A number of things make the Shenandoah Valley the Shenandoah Valley. The mountains, the rolling plains, the caverns. Also bluestone.
As skyscrapers mark Manhattan, so bluestone marks the architecture of the Shenandoah Valley.
The use of bluestone in Valley homes and structures dates to the 1730s and '40s when the first settlers made their way to the Virginia mountains from Maryland and Pennsylvania.
"Basically, people had two choices of what to build their homes out of, stone or wood," says Bibb Frazier, co-owner of the Harrisonburg-based Frazier Quarry. He recently invested $500,000 in a new StoneWall division to jumpstart production of newly cut Shenandoah Valley bluestone under the trade name StoneWall Grey.
It has been more than three decades since bluestone was produced in the Valley of Virginia. And it might have taken longer if Frazier hadn't begun a home improvement project a few years back. While trying to preserve the historic character of an 1890s-era bluestone home he was renovating in the Port Republic area, he checked what he had available at the family quarry. Frazier says he got a rude awakening.
"It's heavy, manual, hard work, and takes lots of time," he says. "Until now, it has been cost prohibitive" to do such work by hand.
So with the purchase of a hydraulic stone splitter and packaging and palletizing equipment, Frazier Quarry entered the high-tech world of stone-cutting.
"We focused many of the strengths of our crushed-stone business into developing a modern, cost-effective and safe way to quarry quality slabs of bluestone," Frazier says.
Bluestone is common throughout the Shenandoah Valley, including at JMU, VMI, as well as in residences here, there, and everywhere.
In the 18th, 19th and early 20th centuries, it was a construction-industry standard, eclipsed only in the 1940s and 1950s by widespread use of ready-mix concrete, which was far less expensive to produce.
Now things are coming full circle as folks like Frazier seek the real thing for renovations. And architects and home builders looking for inspiration from the past see what's possible with the stone.
Frazier also hopes to tap into the burgeoning home-improvement market by making bluestone available to for landscaping projects.

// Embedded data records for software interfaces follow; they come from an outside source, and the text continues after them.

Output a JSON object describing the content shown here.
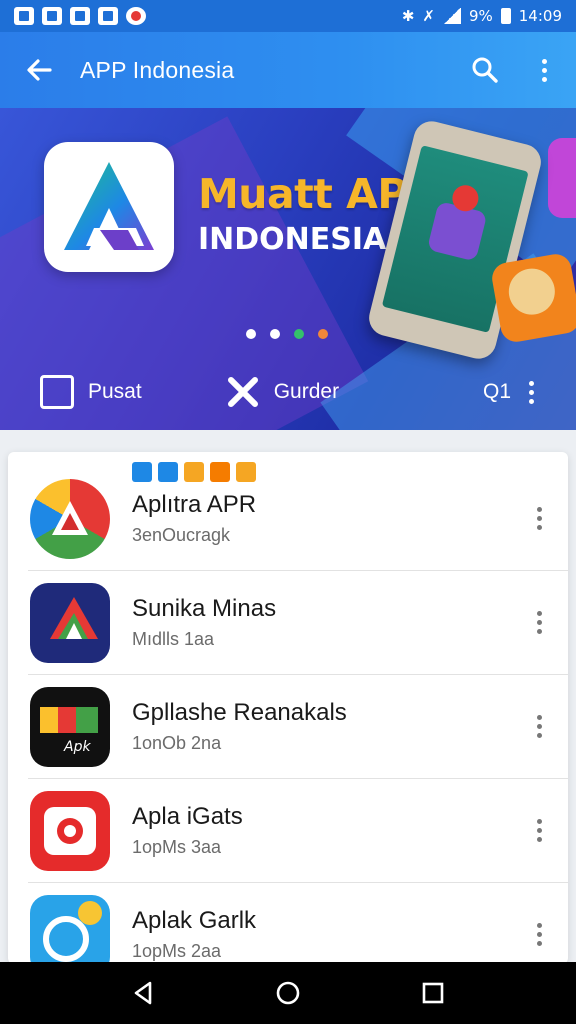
{
  "status_bar": {
    "battery": "9%",
    "time": "14:09"
  },
  "app_bar": {
    "title": "APP Indonesia"
  },
  "banner": {
    "title": "Muatt APK",
    "subtitle": "INDONESIA",
    "nav": {
      "pusat_label": "Pusat",
      "gurder_label": "Gurder",
      "qi_label": "Q1"
    },
    "dot_colors": [
      "#ffffff",
      "#ffffff",
      "#34c16b",
      "#f0873a"
    ]
  },
  "mini_badge_colors": [
    "#1e88e5",
    "#1e88e5",
    "#f5a623",
    "#f57c00",
    "#f5a623"
  ],
  "apps": [
    {
      "name": "Aplıtra APR",
      "subtitle": "3enOucragk",
      "icon": "gradient-a-icon"
    },
    {
      "name": "Sunika Minas",
      "subtitle": "Mıdlls 1aa",
      "icon": "navy-arrow-icon"
    },
    {
      "name": "Gpllashe Reanakals",
      "subtitle": "1onOb 2na",
      "icon": "apk-logo-icon"
    },
    {
      "name": "Apla iGats",
      "subtitle": "1opMs 3aa",
      "icon": "camera-icon"
    },
    {
      "name": "Aplak Garlk",
      "subtitle": "1opMs 2aa",
      "icon": "blue-circle-icon"
    }
  ]
}
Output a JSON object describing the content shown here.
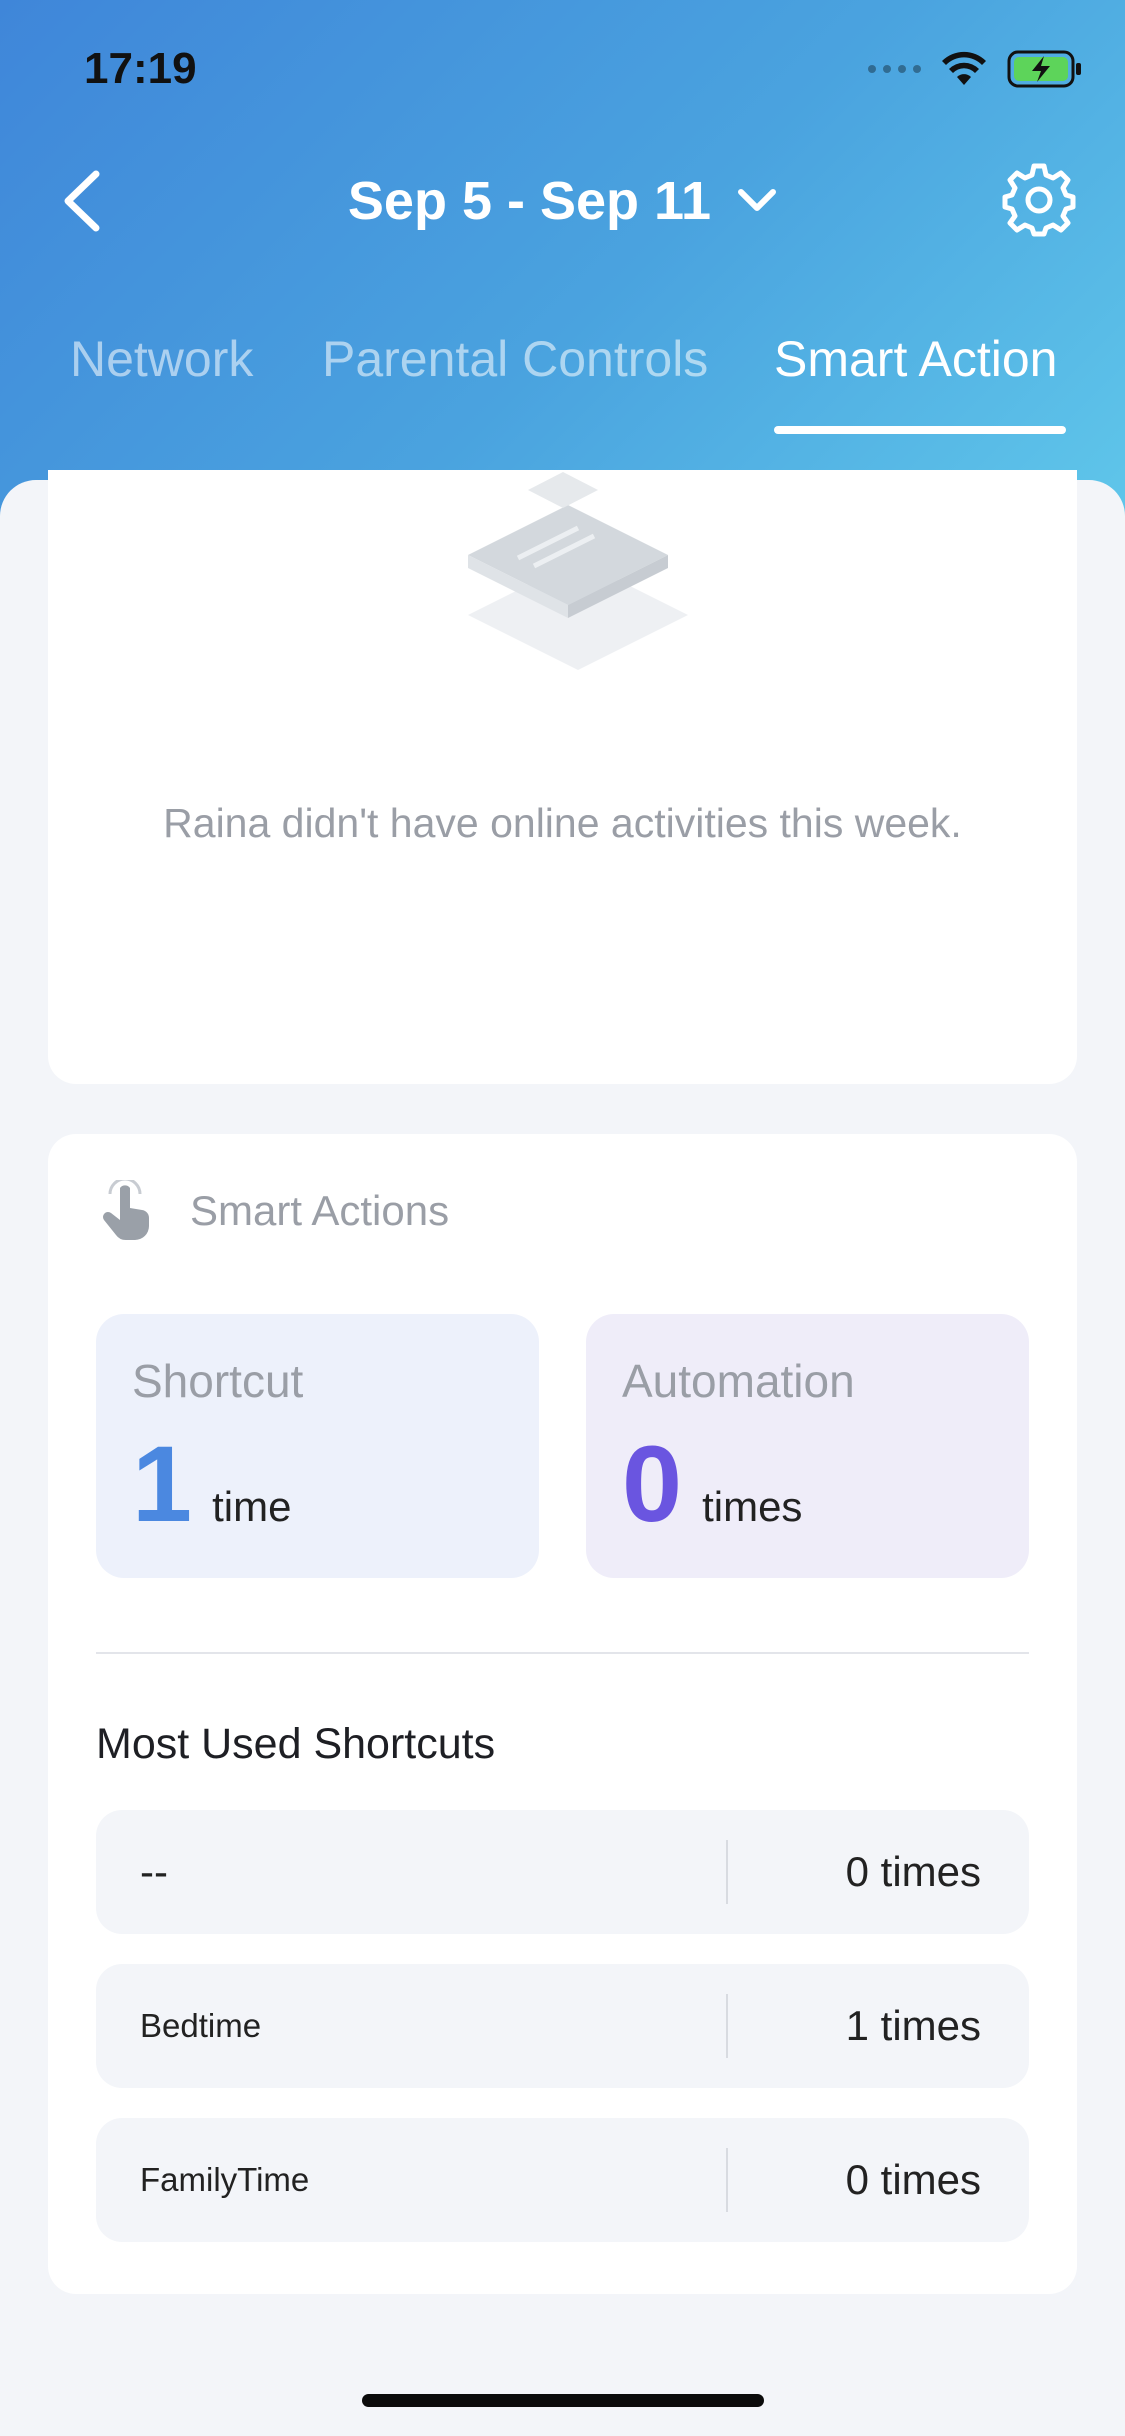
{
  "status_bar": {
    "time": "17:19"
  },
  "nav": {
    "title": "Sep 5 - Sep 11"
  },
  "tabs": [
    {
      "label": "Network",
      "active": false
    },
    {
      "label": "Parental Controls",
      "active": false
    },
    {
      "label": "Smart Action",
      "active": true
    }
  ],
  "empty_state": {
    "message": "Raina didn't have online activities this week."
  },
  "smart_actions": {
    "title": "Smart Actions",
    "shortcut": {
      "label": "Shortcut",
      "count": "1",
      "unit": "time"
    },
    "automation": {
      "label": "Automation",
      "count": "0",
      "unit": "times"
    }
  },
  "most_used": {
    "title": "Most Used Shortcuts",
    "rows": [
      {
        "name": "--",
        "count": "0 times"
      },
      {
        "name": "Bedtime",
        "count": "1 times"
      },
      {
        "name": "FamilyTime",
        "count": "0 times"
      }
    ]
  },
  "colors": {
    "header_gradient_start": "#3f86d9",
    "header_gradient_end": "#5fc6ea",
    "shortcut_accent": "#4b88e0",
    "automation_accent": "#6a55e0"
  }
}
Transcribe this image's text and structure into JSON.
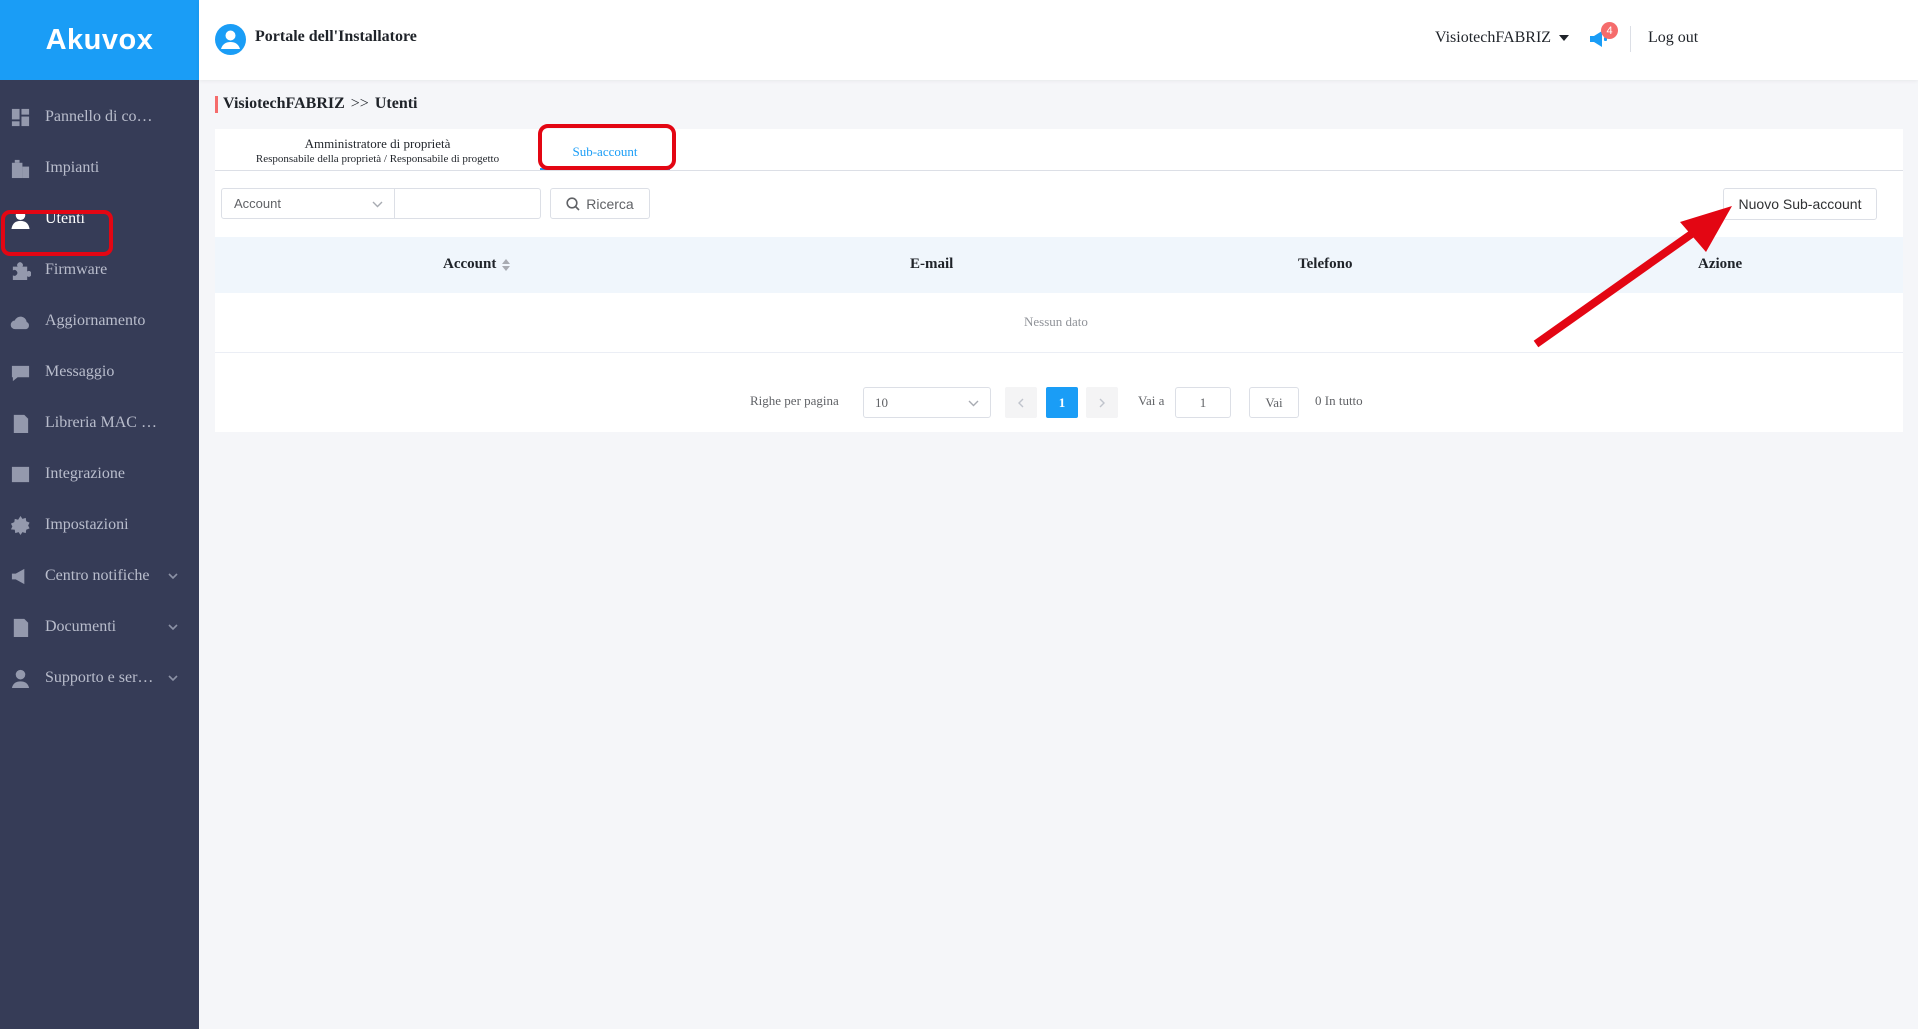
{
  "brand": {
    "logo_text": "Akuvox",
    "accent_color": "#1a9df6",
    "sidebar_color": "#363c57",
    "highlight_color": "#e30613"
  },
  "header": {
    "portal_title": "Portale dell'Installatore",
    "portal_icon": "user-circle-icon",
    "user_name": "VisiotechFABRIZ",
    "notification_count": "4",
    "notification_icon": "megaphone-icon",
    "logout_label": "Log out"
  },
  "sidebar": {
    "items": [
      {
        "label": "Pannello di co…",
        "icon": "dashboard-icon"
      },
      {
        "label": "Impianti",
        "icon": "building-icon"
      },
      {
        "label": "Utenti",
        "icon": "user-icon",
        "active": true
      },
      {
        "label": "Firmware",
        "icon": "puzzle-icon"
      },
      {
        "label": "Aggiornamento",
        "icon": "cloud-upload-icon"
      },
      {
        "label": "Messaggio",
        "icon": "chat-icon"
      },
      {
        "label": "Libreria MAC …",
        "icon": "document-icon"
      },
      {
        "label": "Integrazione",
        "icon": "list-icon"
      },
      {
        "label": "Impostazioni",
        "icon": "gear-icon"
      },
      {
        "label": "Centro notifiche",
        "icon": "megaphone-icon",
        "expandable": true
      },
      {
        "label": "Documenti",
        "icon": "document-icon",
        "expandable": true
      },
      {
        "label": "Supporto e ser…",
        "icon": "headset-icon",
        "expandable": true
      }
    ]
  },
  "breadcrumb": {
    "root": "VisiotechFABRIZ",
    "separator": ">>",
    "current": "Utenti"
  },
  "tabs": [
    {
      "label": "Amministratore di proprietà",
      "sublabel": "Responsabile della proprietà / Responsabile di progetto"
    },
    {
      "label": "Sub-account",
      "active": true
    }
  ],
  "filter": {
    "field_select": "Account",
    "search_value": "",
    "search_button": "Ricerca",
    "new_button": "Nuovo Sub-account"
  },
  "table": {
    "columns": [
      "Account",
      "E-mail",
      "Telefono",
      "Azione"
    ],
    "rows": [],
    "empty_text": "Nessun dato"
  },
  "pagination": {
    "rows_per_page_label": "Righe per pagina",
    "rows_per_page": "10",
    "current_page": "1",
    "goto_label": "Vai a",
    "goto_value": "1",
    "goto_button": "Vai",
    "total_text": "0 In tutto"
  }
}
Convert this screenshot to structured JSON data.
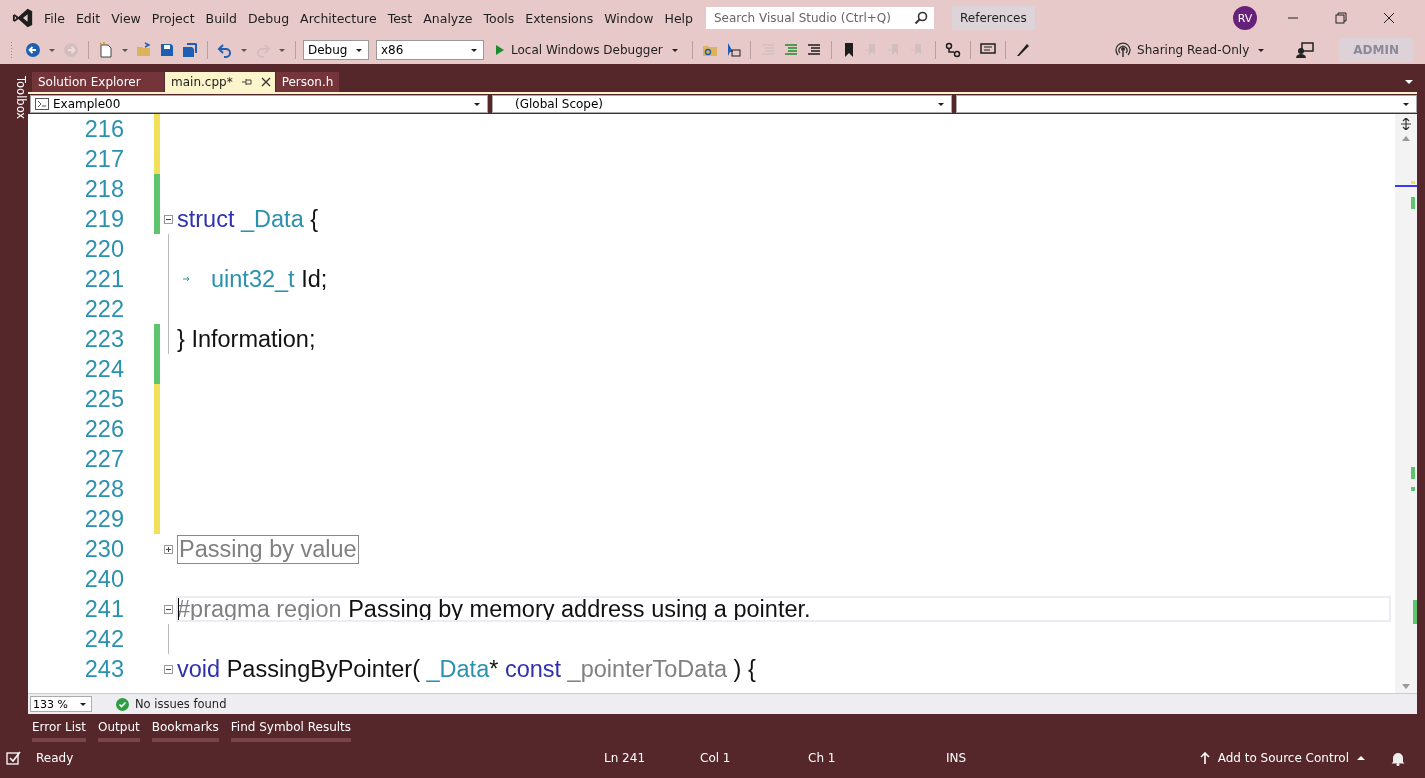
{
  "menu": [
    "File",
    "Edit",
    "View",
    "Project",
    "Build",
    "Debug",
    "Architecture",
    "Test",
    "Analyze",
    "Tools",
    "Extensions",
    "Window",
    "Help"
  ],
  "search": {
    "placeholder": "Search Visual Studio (Ctrl+Q)"
  },
  "references_button": "References",
  "avatar": "RV",
  "toolbar": {
    "buttons": [
      {
        "disabled": false
      },
      {
        "disabled": true
      },
      {
        "disabled": false
      },
      {
        "disabled": false
      },
      {
        "disabled": false
      },
      {
        "disabled": false
      },
      {
        "disabled": false
      },
      {
        "disabled": true
      }
    ],
    "configuration": "Debug",
    "platform": "x86",
    "run_target": "Local Windows Debugger",
    "buttons_right": [
      {
        "disabled": false
      },
      {
        "disabled": false
      },
      {
        "disabled": true
      },
      {
        "disabled": false
      },
      {
        "disabled": false
      },
      {
        "disabled": false
      },
      {
        "disabled": true
      },
      {
        "disabled": true
      },
      {
        "disabled": true
      },
      {
        "disabled": false
      },
      {
        "disabled": false
      },
      {
        "disabled": false
      }
    ],
    "sharing": "Sharing Read-Only",
    "admin_badge": "ADMIN"
  },
  "toolbox_label": "Toolbox",
  "tabs": [
    {
      "label": "Solution Explorer",
      "selected": false,
      "pinned": false
    },
    {
      "label": "main.cpp*",
      "selected": true,
      "pinned": true
    },
    {
      "label": "Person.h",
      "selected": false,
      "pinned": false
    }
  ],
  "navigation": {
    "project": "Example00",
    "scope": "(Global Scope)"
  },
  "code_lines": [
    {
      "number": "216",
      "color": "#f2e05c",
      "current": false
    },
    {
      "number": "217",
      "color": "#f2e05c",
      "current": false
    },
    {
      "number": "218",
      "color": "#5ec46e",
      "current": false
    },
    {
      "number": "219",
      "color": "#5ec46e",
      "expanded": true,
      "current": false,
      "tokens": [
        {
          "kind": "keyword",
          "text": "struct"
        },
        {
          "kind": "type",
          "text": " _Data"
        },
        {
          "kind": "plain",
          "text": " {"
        }
      ]
    },
    {
      "number": "220",
      "in_block": true,
      "current": false
    },
    {
      "number": "221",
      "in_block": true,
      "indent": true,
      "current": false,
      "tokens": [
        {
          "kind": "type",
          "text": "uint32_t"
        },
        {
          "kind": "plain",
          "text": " Id;"
        }
      ]
    },
    {
      "number": "222",
      "in_block": true,
      "current": false
    },
    {
      "number": "223",
      "color": "#5ec46e",
      "in_block": true,
      "current": false,
      "tokens": [
        {
          "kind": "plain",
          "text": "} Information;"
        }
      ]
    },
    {
      "number": "224",
      "color": "#5ec46e",
      "current": false
    },
    {
      "number": "225",
      "color": "#f2e05c",
      "current": false
    },
    {
      "number": "226",
      "color": "#f2e05c",
      "current": false
    },
    {
      "number": "227",
      "color": "#f2e05c",
      "current": false
    },
    {
      "number": "228",
      "color": "#f2e05c",
      "current": false
    },
    {
      "number": "229",
      "color": "#f2e05c",
      "current": false
    },
    {
      "number": "230",
      "expanded": false,
      "current": false,
      "tokens": [
        {
          "kind": "collapsed",
          "text": "Passing by value"
        }
      ]
    },
    {
      "number": "240",
      "current": false
    },
    {
      "number": "241",
      "expanded": true,
      "current": true,
      "tokens": [
        {
          "kind": "preproc",
          "text": "#pragma region"
        },
        {
          "kind": "plain",
          "text": " Passing by memory address using a pointer."
        }
      ]
    },
    {
      "number": "242",
      "in_block": true,
      "current": false
    },
    {
      "number": "243",
      "expanded": true,
      "current": false,
      "tokens": [
        {
          "kind": "keyword",
          "text": "void"
        },
        {
          "kind": "plain",
          "text": " PassingByPointer( "
        },
        {
          "kind": "type",
          "text": "_Data"
        },
        {
          "kind": "plain",
          "text": "* "
        },
        {
          "kind": "keyword",
          "text": "const"
        },
        {
          "kind": "param",
          "text": " _pointerToData"
        },
        {
          "kind": "plain",
          "text": " ) {"
        }
      ]
    }
  ],
  "editor_status": {
    "zoom": "133 %",
    "issues": "No issues found"
  },
  "tool_tabs": [
    "Error List",
    "Output",
    "Bookmarks",
    "Find Symbol Results"
  ],
  "status_bar": {
    "state": "Ready",
    "line": "Ln 241",
    "column": "Col 1",
    "char": "Ch 1",
    "mode": "INS",
    "source_control": "Add to Source Control"
  }
}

"One way to differentiate your home from others on the market is to do something special, and landscaping is certainly one way to do that," Frazier says. "Get a couple of pallets of bluestone for $500 or $600 and build a wall to the front entrance. That's something that can make your home stand out from the others."